By John Briley, April 9, 2021 at 5:00 a.m. PDT
As intros to backpacking go, this might be pushing it. At noon on a brilliant Tuesday in March, my 12-year-old son Kai and I are a mile and a half into a four-day, 27-mile walk through the Grand Canyon — his first backpacking trip — when he asks: “Are we almost to camp?”
Camp, at Hermit Creek, is seven miles and nearly 2,500 vertical feet below, a trek that will take us several more hours. We’re descending the Hermit Trail, a poorly maintained path off the canyon’s South Rim, and have paused on a precipice, across which we can see many of the canyon’s neatly stacked layers: the chalky beiges and browns of the upper Kaibab, Toroweap and Coconino formations, which yield to the pinkish pastels of the Hermit, Supai and Redwall deposits below.

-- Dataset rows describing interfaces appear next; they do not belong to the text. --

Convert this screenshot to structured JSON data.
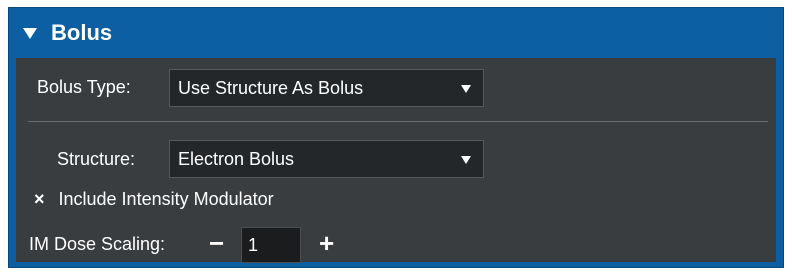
{
  "panel": {
    "title": "Bolus",
    "expanded": true
  },
  "bolus_type": {
    "label": "Bolus Type:",
    "value": "Use Structure As Bolus"
  },
  "structure": {
    "label": "Structure:",
    "value": "Electron Bolus"
  },
  "intensity_modulator": {
    "label": "Include Intensity Modulator",
    "checked": true,
    "check_glyph": "×"
  },
  "im_dose_scaling": {
    "label": "IM Dose Scaling:",
    "minus": "−",
    "value": "1",
    "plus": "+"
  },
  "colors": {
    "header_blue": "#0d5fa3",
    "body_gray": "#3a3d40",
    "field_dark": "#24272a"
  }
}
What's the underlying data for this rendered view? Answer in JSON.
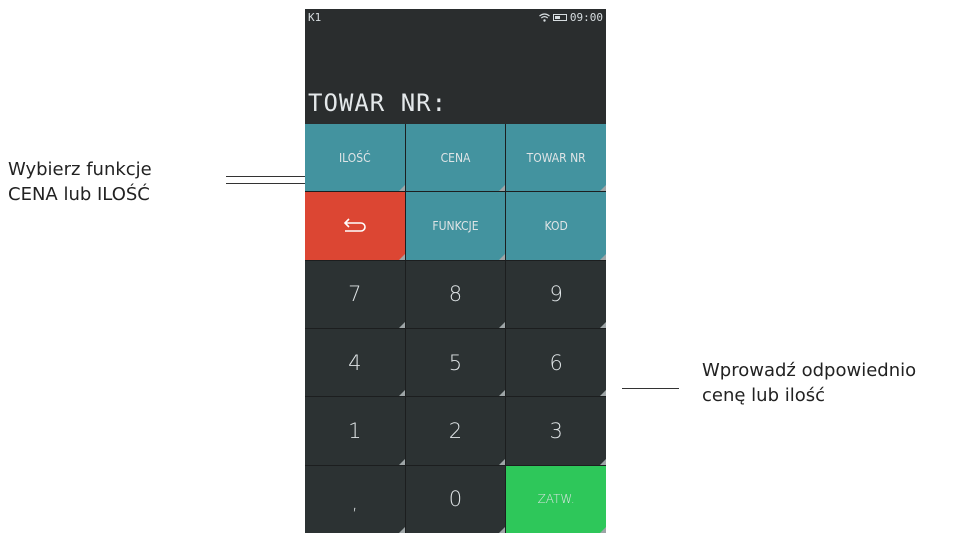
{
  "callouts": {
    "left": {
      "line1": "Wybierz funkcje",
      "line2": "CENA lub ILOŚĆ"
    },
    "right": {
      "line1": "Wprowadź odpowiednio",
      "line2": "cenę lub ilość"
    }
  },
  "device": {
    "status": {
      "left": "K1",
      "time": "09:00",
      "wifi_icon": "wifi-icon",
      "battery_icon": "battery-icon"
    },
    "display_text": "TOWAR NR:",
    "keys": {
      "ilosc": "ILOŚĆ",
      "cena": "CENA",
      "towar_nr": "TOWAR NR",
      "back_icon": "↩",
      "funkcje": "FUNKCJE",
      "kod": "KOD",
      "k7": "7",
      "k8": "8",
      "k9": "9",
      "k4": "4",
      "k5": "5",
      "k6": "6",
      "k1": "1",
      "k2": "2",
      "k3": "3",
      "comma": ",",
      "k0": "0",
      "zatw": "ZATW."
    },
    "colors": {
      "function_key": "#43939f",
      "back_key": "#dc4633",
      "confirm_key": "#2ec75a",
      "background": "#2a2d2e"
    }
  }
}
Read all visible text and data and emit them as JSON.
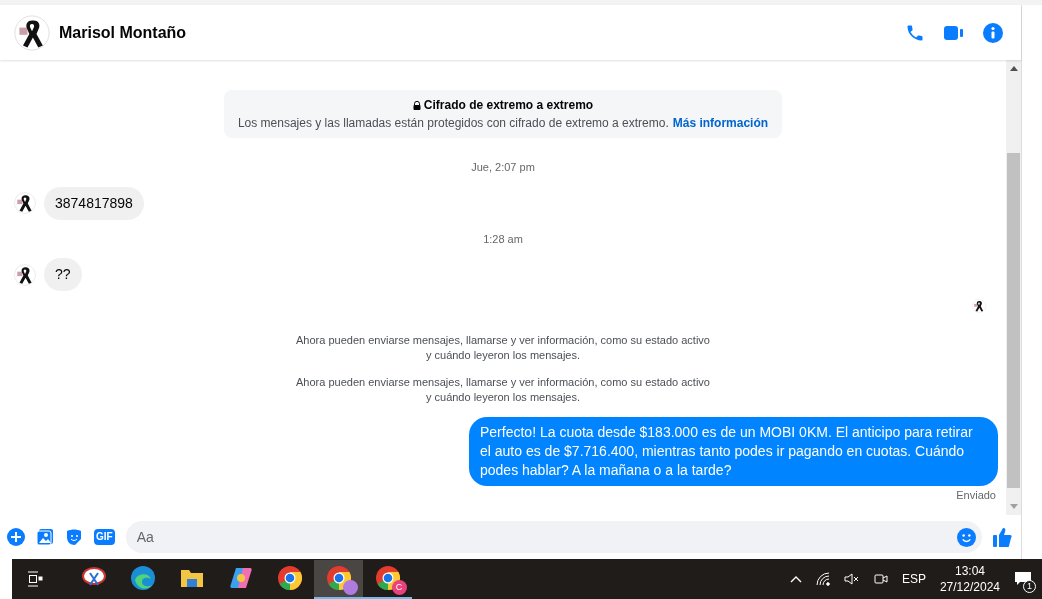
{
  "header": {
    "contact_name": "Marisol Montaño"
  },
  "chat": {
    "encryption": {
      "title": "Cifrado de extremo a extremo",
      "text": "Los mensajes y las llamadas están protegidos con cifrado de extremo a extremo.",
      "link": "Más información"
    },
    "items": [
      {
        "kind": "time",
        "text": "Jue, 2:07 pm"
      },
      {
        "kind": "incoming",
        "text": "3874817898"
      },
      {
        "kind": "time",
        "text": "1:28 am"
      },
      {
        "kind": "incoming",
        "text": "??"
      },
      {
        "kind": "seen"
      },
      {
        "kind": "info",
        "text": "Ahora pueden enviarse mensajes, llamarse y ver información, como su estado activo y cuándo leyeron los mensajes."
      },
      {
        "kind": "info",
        "text": "Ahora pueden enviarse mensajes, llamarse y ver información, como su estado activo y cuándo leyeron los mensajes."
      },
      {
        "kind": "outgoing",
        "text": "Perfecto! La cuota desde $183.000 es de un MOBI 0KM. El anticipo para retirar el auto es de $7.716.400, mientras tanto podes ir pagando en cuotas. Cuándo podes hablar? A la mañana o a la tarde?"
      },
      {
        "kind": "status",
        "text": "Enviado"
      }
    ]
  },
  "composer": {
    "placeholder": "Aa",
    "tools": [
      "GIF"
    ]
  },
  "taskbar": {
    "apps": [
      {
        "kind": "snip",
        "open": false,
        "selected": false
      },
      {
        "kind": "edge",
        "open": false,
        "selected": false
      },
      {
        "kind": "folder",
        "open": false,
        "selected": false
      },
      {
        "kind": "copilot",
        "open": false,
        "selected": false
      },
      {
        "kind": "chrome",
        "open": false,
        "selected": false
      },
      {
        "kind": "chrome-guest",
        "open": true,
        "selected": true
      },
      {
        "kind": "chrome-profile",
        "open": true,
        "selected": false,
        "badge": "C"
      }
    ],
    "language": "ESP",
    "time": "13:04",
    "date": "27/12/2024",
    "notifications": "1"
  }
}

This is on display in cliffs hundreds of feet tall, a stark reminder of how far we have to go — and how quickly we could get there with one misstep.